Many of Europe's most successful cities have launched an all-out war on cars. You can read about it in Monday's New York Times.
These cities are making a strong statement that they work best when they work for pedestrians, bicyclists and mass-transit users. They're saying that the era of auto primacy is over in their municipalities. It's a trend to watch because it may bring American alternative transportation policy back full circle.
Cars have always been a challenge for cities. The first reaction to the car was to accommodate it all we could. Roads were widened and straightened. Blocks of buildings were demolished to make way for acres of cheap surface parking lots. The whole way we did retail shopping changed to indoor malls surrounded by parking, sucking shops from downtowns that couldn't compete, no matter how much they amputated themselves to make way for more parking.
That was followed by a couple of decades of unapologetic anti-car activism among alternative transportation advocates and planners. In the 1970s and 1980s we limited parking, converted streets to pedestrian malls and invented traffic calming techniques.
But in recent years there has been a softening of that approach. In fact, I often discouraged my friends in the environmental movement from using statements like, "We just want to get people out of their cars." To me and to a lot of others, that kind of talk came off as condescending. The better approach I felt was to talk about freedom of choice. Sure, most of us drive. But shouldn't we also have the freedom to walk or bike in safety? Shouldn't our kids?
So, our policies weren't anti-car, but pro-choice. And sometimes that even meant building more parking. When I left office I was wrestling with the question of just how big to make the new underground Government East ramp. It currently serves about 400 cars, but the new underground configuration could serve as many as 1,200. That's the option local developers would like. They reason that even if you don't need all that parking right now, we'll be stuck with what we've got if we don't dig as deep an underground ramp as we can right now.
European cities are taking a different, harsher tact. They're closing more streets, narrowing others, and actually timing stop lights for maximum motorist interruption. Their design codes have maximum parking allowed for new developments, not minimums as we do in the U.S. In fact, entire communities like Vaubon in Freiburg, Germany don't allow cars at all.
I have been a passionate pro-choicer, always careful not to dis the auto, but to promote equality of transportation and freedom of choice. But I've been to places where cars take a back seat to peds, bikes and mass transit and those cities are vibrant, fun and safe.

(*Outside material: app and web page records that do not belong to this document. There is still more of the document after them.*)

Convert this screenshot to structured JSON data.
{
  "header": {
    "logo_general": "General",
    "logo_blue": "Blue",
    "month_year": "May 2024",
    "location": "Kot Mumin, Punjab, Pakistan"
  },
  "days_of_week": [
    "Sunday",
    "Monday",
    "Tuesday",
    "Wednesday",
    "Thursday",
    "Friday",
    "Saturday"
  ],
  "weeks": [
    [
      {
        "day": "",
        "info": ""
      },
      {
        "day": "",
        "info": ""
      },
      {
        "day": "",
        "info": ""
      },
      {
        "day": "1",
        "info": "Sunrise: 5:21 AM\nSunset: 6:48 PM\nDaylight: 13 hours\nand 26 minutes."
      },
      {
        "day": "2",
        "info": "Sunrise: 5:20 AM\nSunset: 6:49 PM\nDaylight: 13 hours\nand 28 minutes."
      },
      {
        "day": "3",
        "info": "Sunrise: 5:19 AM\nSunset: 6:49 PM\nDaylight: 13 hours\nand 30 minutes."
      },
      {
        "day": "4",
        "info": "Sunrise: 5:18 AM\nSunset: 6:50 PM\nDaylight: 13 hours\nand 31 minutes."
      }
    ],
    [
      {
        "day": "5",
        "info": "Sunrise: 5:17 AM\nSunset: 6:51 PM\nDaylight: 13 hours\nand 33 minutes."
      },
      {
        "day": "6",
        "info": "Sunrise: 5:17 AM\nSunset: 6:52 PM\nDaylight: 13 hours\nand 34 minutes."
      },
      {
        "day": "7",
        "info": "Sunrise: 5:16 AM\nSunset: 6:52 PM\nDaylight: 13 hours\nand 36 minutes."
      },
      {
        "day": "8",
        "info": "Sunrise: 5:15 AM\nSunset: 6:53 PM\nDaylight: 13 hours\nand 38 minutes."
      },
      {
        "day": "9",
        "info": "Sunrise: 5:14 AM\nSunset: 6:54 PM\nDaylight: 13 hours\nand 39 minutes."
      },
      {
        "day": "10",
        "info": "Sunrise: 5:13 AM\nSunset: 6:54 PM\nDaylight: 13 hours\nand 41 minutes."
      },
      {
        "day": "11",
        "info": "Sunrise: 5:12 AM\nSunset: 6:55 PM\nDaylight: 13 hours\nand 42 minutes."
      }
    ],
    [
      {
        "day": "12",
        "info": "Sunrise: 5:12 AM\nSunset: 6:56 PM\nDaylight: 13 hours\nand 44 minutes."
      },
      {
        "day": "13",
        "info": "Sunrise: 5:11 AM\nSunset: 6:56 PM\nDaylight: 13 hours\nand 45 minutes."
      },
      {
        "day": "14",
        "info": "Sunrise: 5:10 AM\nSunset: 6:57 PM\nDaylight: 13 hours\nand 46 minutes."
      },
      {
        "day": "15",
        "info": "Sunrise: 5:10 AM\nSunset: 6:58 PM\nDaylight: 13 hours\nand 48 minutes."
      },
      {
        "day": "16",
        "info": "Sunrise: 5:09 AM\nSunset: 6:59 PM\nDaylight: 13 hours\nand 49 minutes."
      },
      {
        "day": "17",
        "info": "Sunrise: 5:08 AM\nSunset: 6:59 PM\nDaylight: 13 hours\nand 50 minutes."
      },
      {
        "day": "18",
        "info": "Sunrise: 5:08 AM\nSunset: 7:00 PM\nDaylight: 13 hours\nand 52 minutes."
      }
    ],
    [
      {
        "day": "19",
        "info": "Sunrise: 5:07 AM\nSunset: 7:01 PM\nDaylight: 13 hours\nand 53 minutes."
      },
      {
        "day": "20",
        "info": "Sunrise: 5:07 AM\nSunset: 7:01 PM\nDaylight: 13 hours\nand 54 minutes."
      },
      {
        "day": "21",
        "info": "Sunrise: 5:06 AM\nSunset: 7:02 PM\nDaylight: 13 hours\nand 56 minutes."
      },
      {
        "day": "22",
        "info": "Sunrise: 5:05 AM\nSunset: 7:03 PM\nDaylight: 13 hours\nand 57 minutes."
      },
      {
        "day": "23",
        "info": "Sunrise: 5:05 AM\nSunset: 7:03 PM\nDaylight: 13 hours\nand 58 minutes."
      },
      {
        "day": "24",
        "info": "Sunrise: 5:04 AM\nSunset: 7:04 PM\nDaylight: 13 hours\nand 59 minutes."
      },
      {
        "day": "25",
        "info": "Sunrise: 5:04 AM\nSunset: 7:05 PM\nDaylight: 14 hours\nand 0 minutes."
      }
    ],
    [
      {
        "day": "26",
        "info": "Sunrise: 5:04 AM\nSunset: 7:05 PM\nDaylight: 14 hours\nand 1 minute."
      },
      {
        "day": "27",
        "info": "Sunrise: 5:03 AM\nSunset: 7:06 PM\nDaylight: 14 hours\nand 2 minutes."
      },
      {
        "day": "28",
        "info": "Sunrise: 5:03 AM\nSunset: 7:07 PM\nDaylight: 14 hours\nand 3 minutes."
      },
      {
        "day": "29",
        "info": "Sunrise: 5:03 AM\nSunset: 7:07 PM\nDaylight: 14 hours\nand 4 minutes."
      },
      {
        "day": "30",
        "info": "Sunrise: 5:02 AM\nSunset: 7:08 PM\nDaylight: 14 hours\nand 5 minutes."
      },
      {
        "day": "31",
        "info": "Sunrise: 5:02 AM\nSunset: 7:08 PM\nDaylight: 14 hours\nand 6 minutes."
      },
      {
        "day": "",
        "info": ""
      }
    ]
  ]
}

If Madison is going to be the cutting-edge city we want it to be, is it time for a more aggressive, less sanguine, approach?